But I am not a tree, and there was still much I wanted to know. "A time machine?" I asked, and it was then he claimed his science would seem magic to me, magic he could not explain in anything less than hours. "I wouldn't even know where to start," he said. "You don't have a grasp on the most basic principles involved." How odd, I thought. He can stop time, but still be in a hurry. Eager to get on with things, I would say.
But did it matter, I asked myself, whether I understood the science or not? More important (presuming this wasn't just some deathbed delirium) was whether he was telling the truth and whether he could be trusted—reminding myself they weren't always the same thing.

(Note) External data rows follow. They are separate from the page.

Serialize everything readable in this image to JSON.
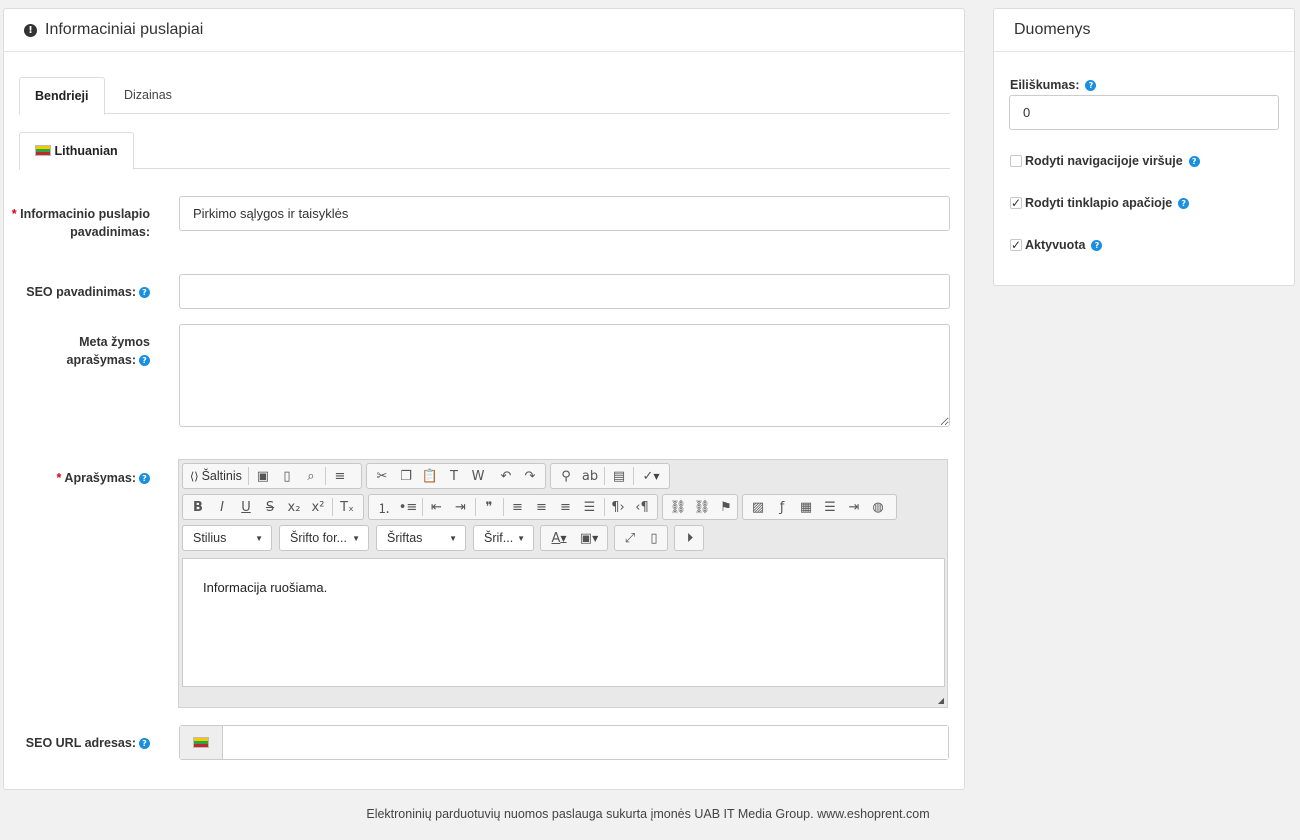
{
  "main_panel": {
    "title": "Informaciniai puslapiai",
    "tabs": [
      {
        "label": "Bendrieji",
        "active": true
      },
      {
        "label": "Dizainas",
        "active": false
      }
    ],
    "language_tab": "Lithuanian",
    "fields": {
      "page_name": {
        "required_mark": "*",
        "label": "Informacinio puslapio pavadinimas:",
        "value": "Pirkimo sąlygos ir taisyklės"
      },
      "seo_title": {
        "label": "SEO pavadinimas:",
        "value": ""
      },
      "meta_description": {
        "label": "Meta žymos aprašymas:",
        "value": ""
      },
      "description": {
        "required_mark": "*",
        "label": "Aprašymas:"
      },
      "seo_url": {
        "label": "SEO URL adresas:",
        "value": ""
      }
    },
    "editor": {
      "source_label": "Šaltinis",
      "combos": [
        "Stilius",
        "Šrifto for...",
        "Šriftas",
        "Šrif..."
      ],
      "content": "Informacija ruošiama."
    }
  },
  "side_panel": {
    "title": "Duomenys",
    "priority_label": "Eiliškumas:",
    "priority_value": "0",
    "checkboxes": [
      {
        "label": "Rodyti navigacijoje viršuje",
        "checked": false
      },
      {
        "label": "Rodyti tinklapio apačioje",
        "checked": true
      },
      {
        "label": "Aktyvuota",
        "checked": true
      }
    ]
  },
  "help_glyph": "?",
  "warn_glyph": "!",
  "footer": "Elektroninių parduotuvių nuomos paslauga sukurta įmonės UAB IT Media Group. www.eshoprent.com",
  "colors": {
    "required": "#d9000f",
    "help": "#1a8fe0"
  }
}
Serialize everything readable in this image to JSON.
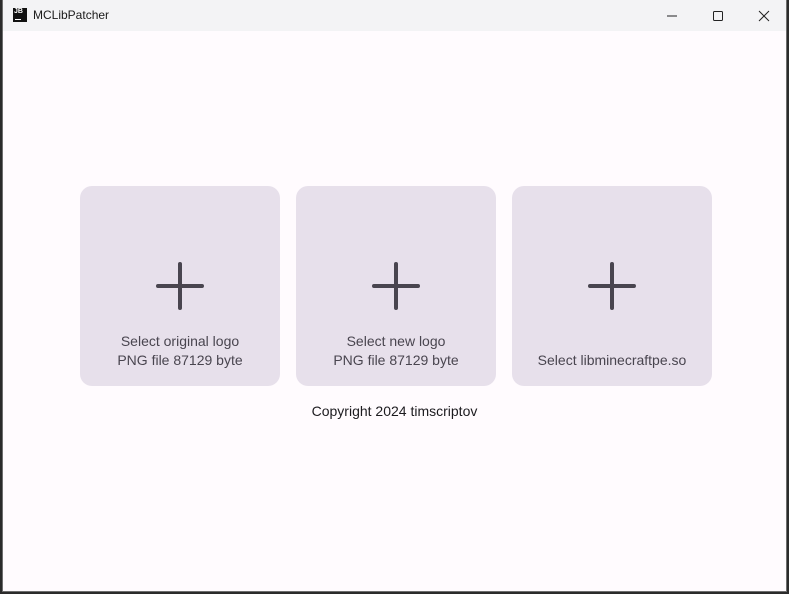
{
  "window": {
    "title": "MCLibPatcher",
    "app_icon": "JB"
  },
  "cards": [
    {
      "line1": "Select original logo",
      "line2": "PNG file 87129 byte",
      "icon": "plus-icon"
    },
    {
      "line1": "Select new logo",
      "line2": "PNG file 87129 byte",
      "icon": "plus-icon"
    },
    {
      "line1": "Select libminecraftpe.so",
      "icon": "plus-icon"
    }
  ],
  "footer": {
    "copyright": "Copyright 2024 timscriptov"
  },
  "colors": {
    "background": "#fffbfe",
    "card": "#e7e0eb",
    "icon": "#49454f"
  }
}
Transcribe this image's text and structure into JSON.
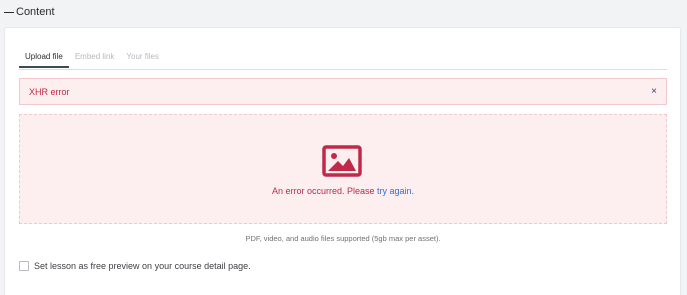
{
  "section": {
    "title": "Content"
  },
  "tabs": [
    {
      "label": "Upload file",
      "active": true
    },
    {
      "label": "Embed link",
      "active": false
    },
    {
      "label": "Your files",
      "active": false
    }
  ],
  "alert": {
    "message": "XHR error",
    "close_symbol": "×",
    "close_icon": "close-icon"
  },
  "dropzone": {
    "icon": "image-icon",
    "message_prefix": "An error occurred. Please ",
    "retry_link": "try again",
    "message_suffix": "."
  },
  "support_note": "PDF, video, and audio files supported (5gb max per asset).",
  "free_preview": {
    "label": "Set lesson as free preview on your course detail page.",
    "checked": false
  },
  "colors": {
    "error": "#c02a48",
    "error_bg": "#fdeef0",
    "link": "#2f6fd0"
  }
}
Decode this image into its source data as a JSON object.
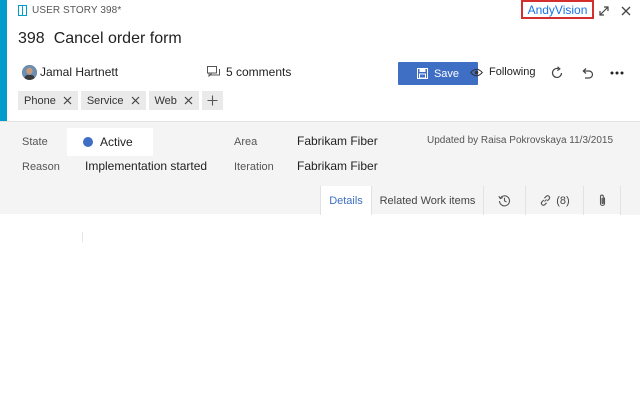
{
  "workitem": {
    "type_label": "USER STORY 398*",
    "id": "398",
    "title": "Cancel order form"
  },
  "brand": "AndyVision",
  "assignee": {
    "name": "Jamal Hartnett"
  },
  "comments": {
    "label": "5 comments"
  },
  "toolbar": {
    "save_label": "Save",
    "following_label": "Following"
  },
  "tags": [
    "Phone",
    "Service",
    "Web"
  ],
  "fields": {
    "state_label": "State",
    "state_value": "Active",
    "reason_label": "Reason",
    "reason_value": "Implementation started",
    "area_label": "Area",
    "area_value": "Fabrikam Fiber",
    "iteration_label": "Iteration",
    "iteration_value": "Fabrikam Fiber",
    "updated_text": "Updated by Raisa Pokrovskaya 11/3/2015"
  },
  "tabs": {
    "details": "Details",
    "related": "Related Work items",
    "links_count": "(8)"
  },
  "colors": {
    "accent_bar": "#009ccc",
    "save_button": "#3e6fc4",
    "active_state": "#3e6fc4",
    "brand_border": "#d32f2f"
  }
}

He was very handsome and very dark. Also quite young, maybe twenty, with a bit of that cocky brashness about him, but so old in his bearing—a great dignity that was no mere haughtiness—that I had no idea what to make of him. I'd never met anyone even vaguely like him before, and I have met a good number of people from all over the world. It was easy to believe he came from the far future. Much easier than believing him an angel.

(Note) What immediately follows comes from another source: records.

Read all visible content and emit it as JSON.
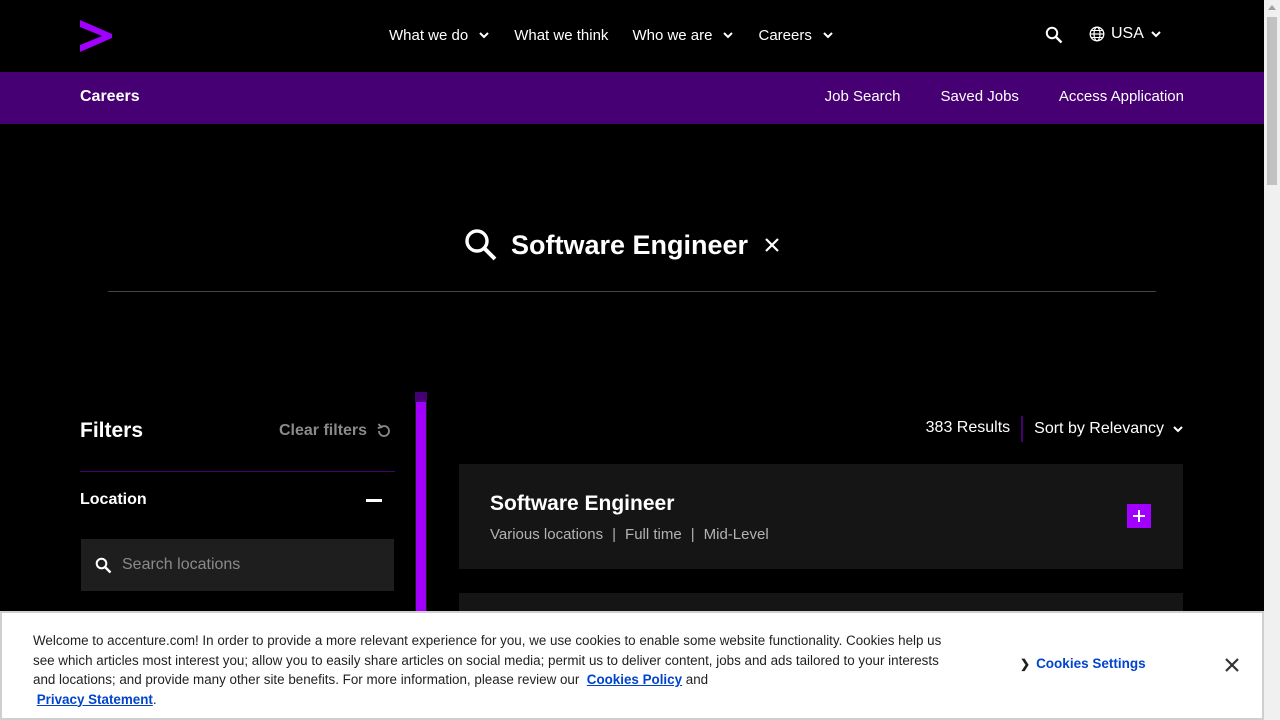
{
  "nav": {
    "logo_alt": "Accenture",
    "links": [
      {
        "label": "What we do",
        "has_dropdown": true
      },
      {
        "label": "What we think",
        "has_dropdown": false
      },
      {
        "label": "Who we are",
        "has_dropdown": true
      },
      {
        "label": "Careers",
        "has_dropdown": true
      }
    ],
    "region": "USA",
    "icons": [
      "search-icon",
      "globe-icon",
      "chevron-down-icon"
    ]
  },
  "subbar": {
    "title": "Careers",
    "links": [
      "Job Search",
      "Saved Jobs",
      "Access Application"
    ]
  },
  "search": {
    "query": "Software Engineer"
  },
  "filters": {
    "title": "Filters",
    "clear_label": "Clear filters",
    "location_label": "Location",
    "location_placeholder": "Search locations"
  },
  "results": {
    "count": "383 Results",
    "sort_label": "Sort by Relevancy",
    "jobs": [
      {
        "title": "Software Engineer",
        "location": "Various locations",
        "type": "Full time",
        "level": "Mid-Level"
      }
    ]
  },
  "cookie": {
    "text_before": "Welcome to accenture.com! In order to provide a more relevant experience for you, we use cookies to enable some website functionality. Cookies help us see which articles most interest you; allow you to easily share articles on social media; permit us to deliver content, jobs and ads tailored to your interests and locations; and provide many other site benefits. For more information, please review our",
    "policy_link": "Cookies Policy",
    "and": "and",
    "privacy_link": "Privacy Statement",
    "period": ".",
    "settings_label": "Cookies Settings"
  },
  "colors": {
    "accent_purple": "#a100ff",
    "dark_purple": "#460073",
    "background": "#000000",
    "link_blue": "#0044cc"
  }
}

"But what of them?" I asked of the frozen mourners, for it was as mourners that I thought of them even before Anchee showed up. "Mightn't they be alarmed when I vanish altogether? That sort of thing could arouse the most ridiculous rumors. I don't wish to be the cause of any new religions sprouting up. There are quite enough already."
He laughed heartily, and I was glad the future, even his magical future, still possessed a sense of humor. It was that discovery more than anything else that decided me. (That and the likelihood the entire experience was hallucinatory). There was no way to know if he was trustworthy. Whether he spoke truth or delusion would be clear soon enough. "No one here will know," he reassured me. "When time resumes you'll still be here just so, but you'll go on to live another life unknown to them, in the future."

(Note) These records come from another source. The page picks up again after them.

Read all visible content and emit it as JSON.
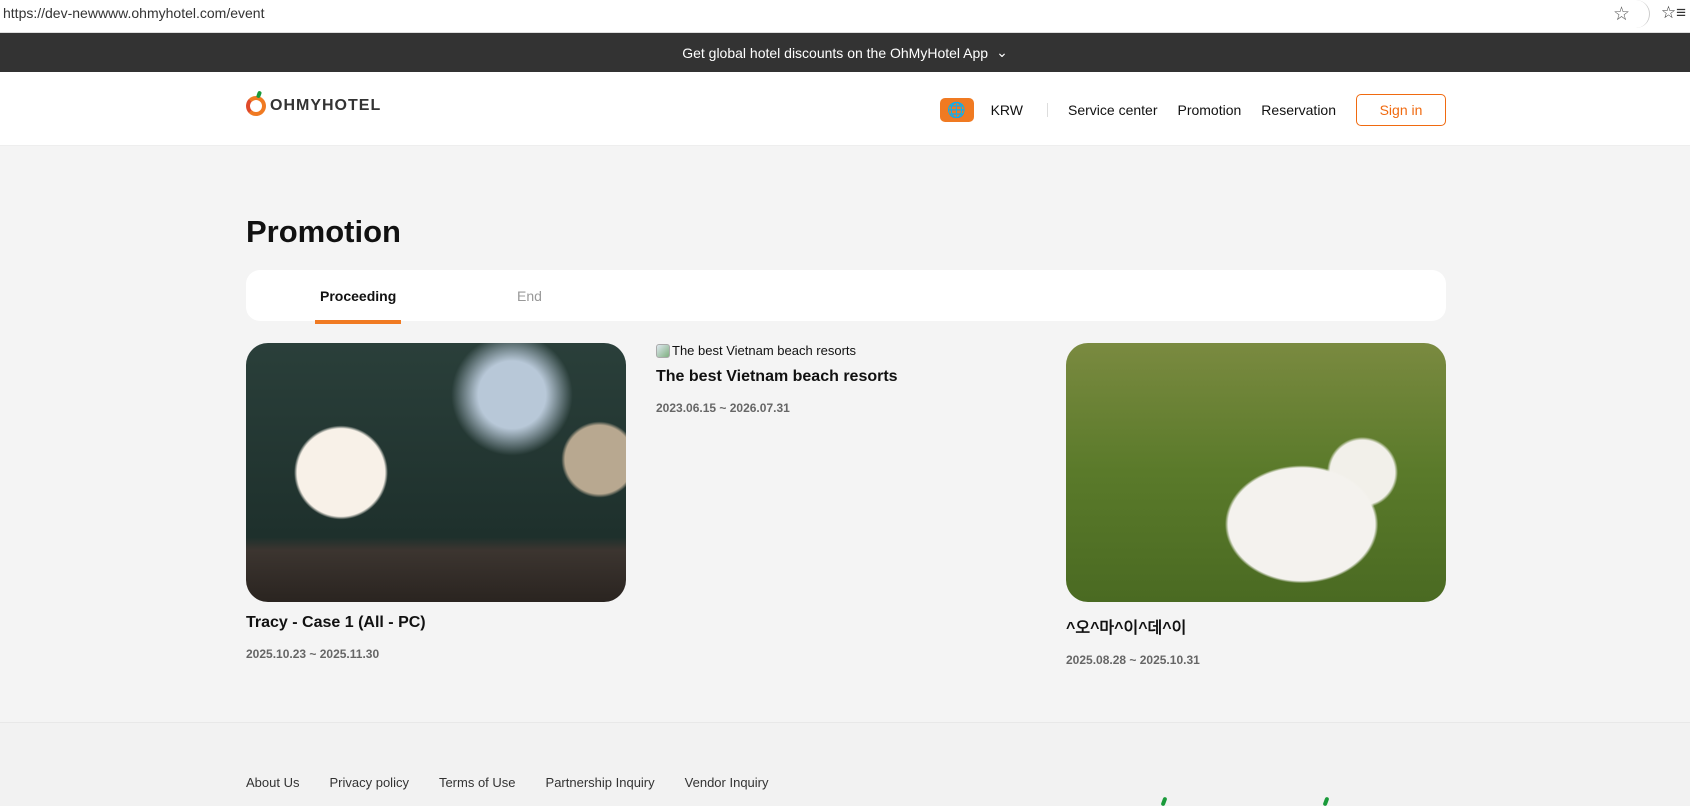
{
  "browser": {
    "url": "https://dev-newwww.ohmyhotel.com/event"
  },
  "banner": {
    "text": "Get global hotel discounts on the OhMyHotel App"
  },
  "header": {
    "logo": "OHMYHOTEL",
    "currency": "KRW",
    "nav": [
      "Service center",
      "Promotion",
      "Reservation"
    ],
    "signin": "Sign in"
  },
  "page": {
    "title": "Promotion",
    "tabs": [
      "Proceeding",
      "End"
    ],
    "active_tab": "Proceeding"
  },
  "cards": [
    {
      "title": "Tracy - Case 1 (All - PC)",
      "date": "2025.10.23 ~ 2025.11.30"
    },
    {
      "img_alt": "The best Vietnam beach resorts",
      "title": "The best Vietnam beach resorts",
      "date": "2023.06.15 ~ 2026.07.31"
    },
    {
      "title": "^오^마^이^데^이",
      "date": "2025.08.28 ~ 2025.10.31"
    }
  ],
  "footer": {
    "links": [
      "About Us",
      "Privacy policy",
      "Terms of Use",
      "Partnership Inquiry",
      "Vendor Inquiry"
    ]
  },
  "colors": {
    "accent": "#f07a22",
    "banner": "#333333"
  }
}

"When in the future? In your time?"
He found this amusing, with a little laugh and a big smile.
"No, not nearly so far. You couldn't possibly adapt. You would say the year 1999. April 8. A lifetime from now."
"My lifetime, to be exact."
"Is there some scientific reason for that?"
"Hmm. More aesthetic I would say."
"Why do you do this? What possible reason could there be for making an old man young again and inflicting him on future generations?"
"I don't know if you can understand."
He was beginning to annoy me. "Try me," I snapped. "I'll concede the science, even the aesthetics, but not the ethics."
"I'm sorry. I don't mean to condescend."
"Comes naturally, does it? Take your time. I gather that as long as you stay, I don't cough, I don't die." I tested this theory by sitting up, planting my feet on the floor, standing up effortlessly.
"You don't want to die?"
"Most definitely not."
This apparently encouraged him and gave him renewed patience to answer an old man's questions. "Time isn't a single stream," he said, "but an infinite number coexisting. We've learned to . . . weave them together by transplanting lives from one time to another. In this way we make new times, new realities. We move among them, experience them, learn from them."
He made a face. Tact did not come easily for him. "In a sense. Zola, I believe, spoke of his novels that way. You love the opera, I believe. It's more like that. An experience. A work of art."